South Korea plans to launch a pilot project for a coinless society this week, South Korea's central bank said Wednesday, a move that could enhance convenience for ordinary people.
Under the project set to begin Thursday, consumers can deposit small change left from purchases of goods into their prepaid or mobile cards at convenience stores, discount stores and department stores, according to the Bank of Korea (BOK).
It means that consumers won't have to carry coins in their pockets after making cash payments.
The project, if accepted by ordinary people, could also lower the cost of producing coins, though the BOK said the outcome of the experiment remains to be seen. Last year, South Korea spent 53.7 billion won (US$47 million) on producing coins.
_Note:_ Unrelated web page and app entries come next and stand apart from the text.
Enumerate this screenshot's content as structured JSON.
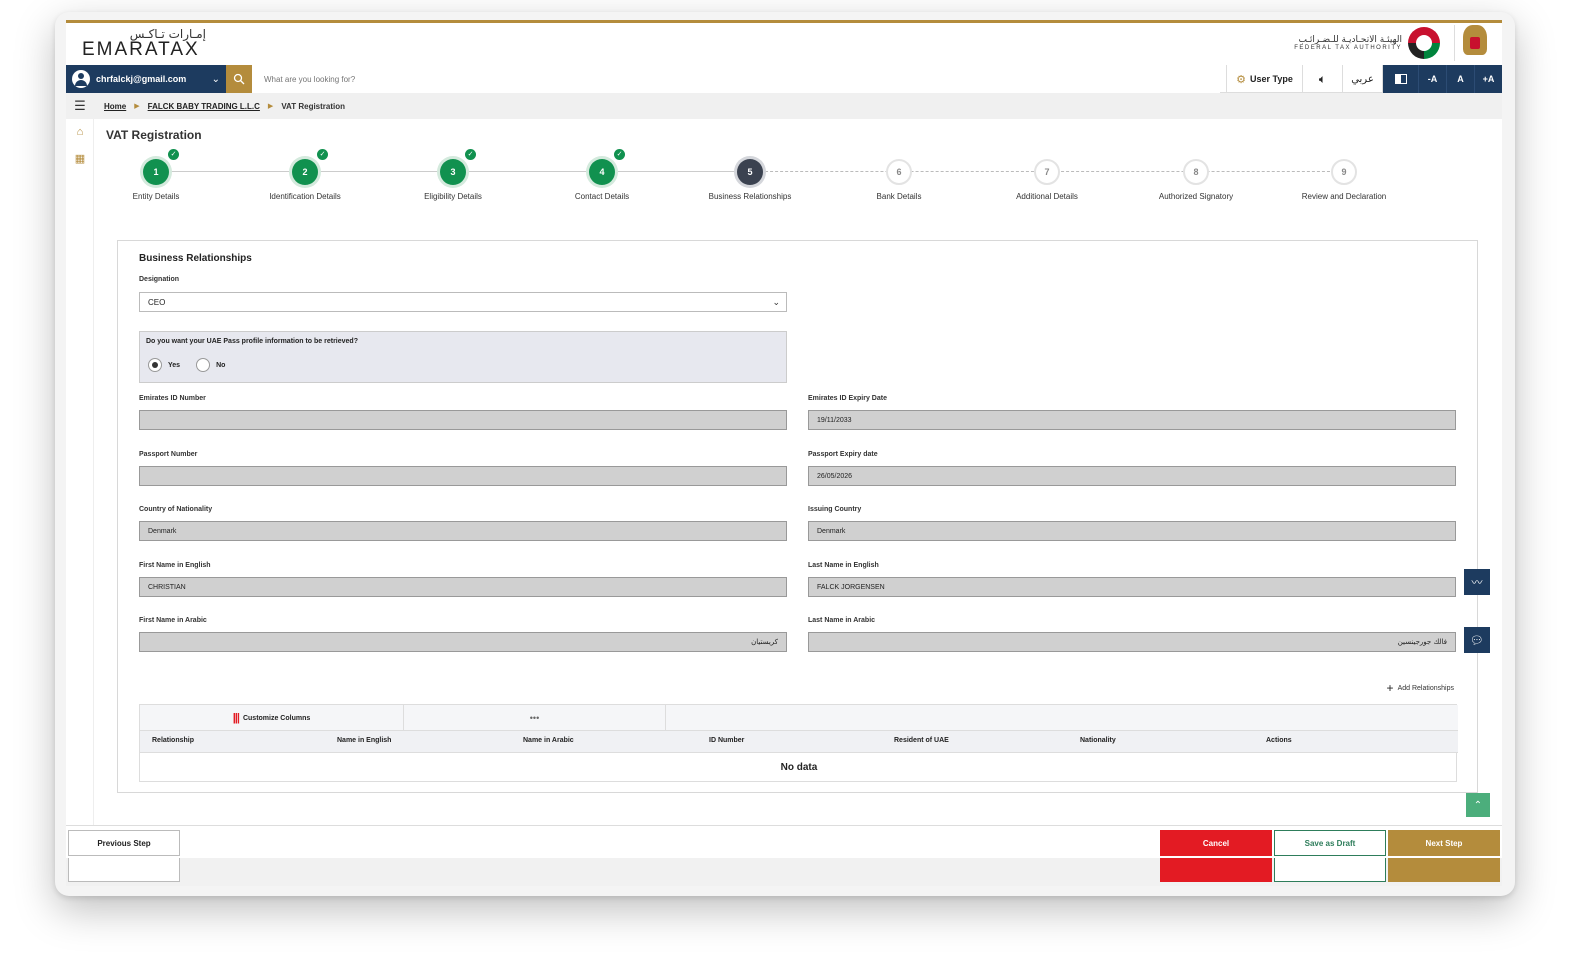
{
  "header": {
    "logo_ar": "إمـارات تـاكـس",
    "logo_en": "EMARATAX",
    "fta_ar": "الهيئـة الاتحـاديـة للـضـرائـب",
    "fta_en": "FEDERAL TAX AUTHORITY"
  },
  "navbar": {
    "user_email": "chrfalckj@gmail.com",
    "search_placeholder": "What are you looking for?",
    "user_type_label": "User Type",
    "arabic_label": "عربي",
    "font_decrease": "-A",
    "font_normal": "A",
    "font_increase": "+A"
  },
  "breadcrumb": {
    "home": "Home",
    "company": "FALCK BABY TRADING L.L.C",
    "current": "VAT Registration"
  },
  "page": {
    "title": "VAT Registration"
  },
  "stepper": {
    "steps": [
      {
        "num": "1",
        "label": "Entity Details",
        "status": "done"
      },
      {
        "num": "2",
        "label": "Identification Details",
        "status": "done"
      },
      {
        "num": "3",
        "label": "Eligibility Details",
        "status": "done"
      },
      {
        "num": "4",
        "label": "Contact Details",
        "status": "done"
      },
      {
        "num": "5",
        "label": "Business Relationships",
        "status": "active"
      },
      {
        "num": "6",
        "label": "Bank Details",
        "status": "pending"
      },
      {
        "num": "7",
        "label": "Additional Details",
        "status": "pending"
      },
      {
        "num": "8",
        "label": "Authorized Signatory",
        "status": "pending"
      },
      {
        "num": "9",
        "label": "Review and Declaration",
        "status": "pending"
      }
    ]
  },
  "form": {
    "section_title": "Business Relationships",
    "designation_label": "Designation",
    "designation_value": "CEO",
    "uaepass_question": "Do you want your UAE Pass profile information to be retrieved?",
    "yes_label": "Yes",
    "no_label": "No",
    "uaepass_selected": "Yes",
    "eid_label": "Emirates ID Number",
    "eid_value": "",
    "eid_expiry_label": "Emirates ID Expiry Date",
    "eid_expiry_value": "19/11/2033",
    "passport_label": "Passport Number",
    "passport_value": "",
    "passport_expiry_label": "Passport Expiry date",
    "passport_expiry_value": "26/05/2026",
    "nationality_label": "Country of Nationality",
    "nationality_value": "Denmark",
    "issuing_label": "Issuing Country",
    "issuing_value": "Denmark",
    "first_en_label": "First Name in English",
    "first_en_value": "CHRISTIAN",
    "last_en_label": "Last Name in English",
    "last_en_value": "FALCK JORGENSEN",
    "first_ar_label": "First Name in Arabic",
    "first_ar_value": "كريستيان",
    "last_ar_label": "Last Name in Arabic",
    "last_ar_value": "فالك جورجينسين",
    "add_relationships": "Add Relationships"
  },
  "grid": {
    "customize_label": "Customize Columns",
    "more_label": "•••",
    "columns": [
      "Relationship",
      "Name in English",
      "Name in Arabic",
      "ID Number",
      "Resident of UAE",
      "Nationality",
      "Actions"
    ],
    "empty_text": "No data"
  },
  "footer": {
    "previous": "Previous Step",
    "cancel": "Cancel",
    "draft": "Save as Draft",
    "next": "Next Step"
  },
  "colors": {
    "brand_gold": "#b48c3c",
    "navy": "#1d3b5f",
    "success_green": "#11914f",
    "cancel_red": "#e31b23"
  }
}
Participants in the pilot project include CU, a major South Korean convenience store chain; Seven Eleven; E-Mart, the country's largest discount store outlet by sales; Lotte Mart; and Lotte Department Store.
Cha Hyeon-jin, an official handling the issue at the BOK, said no decision has been made yet on whether the pilot project could eventually lead to a cashless society, but he predicted that there is a good chance that such a development may be possible down the road. (Yonhap)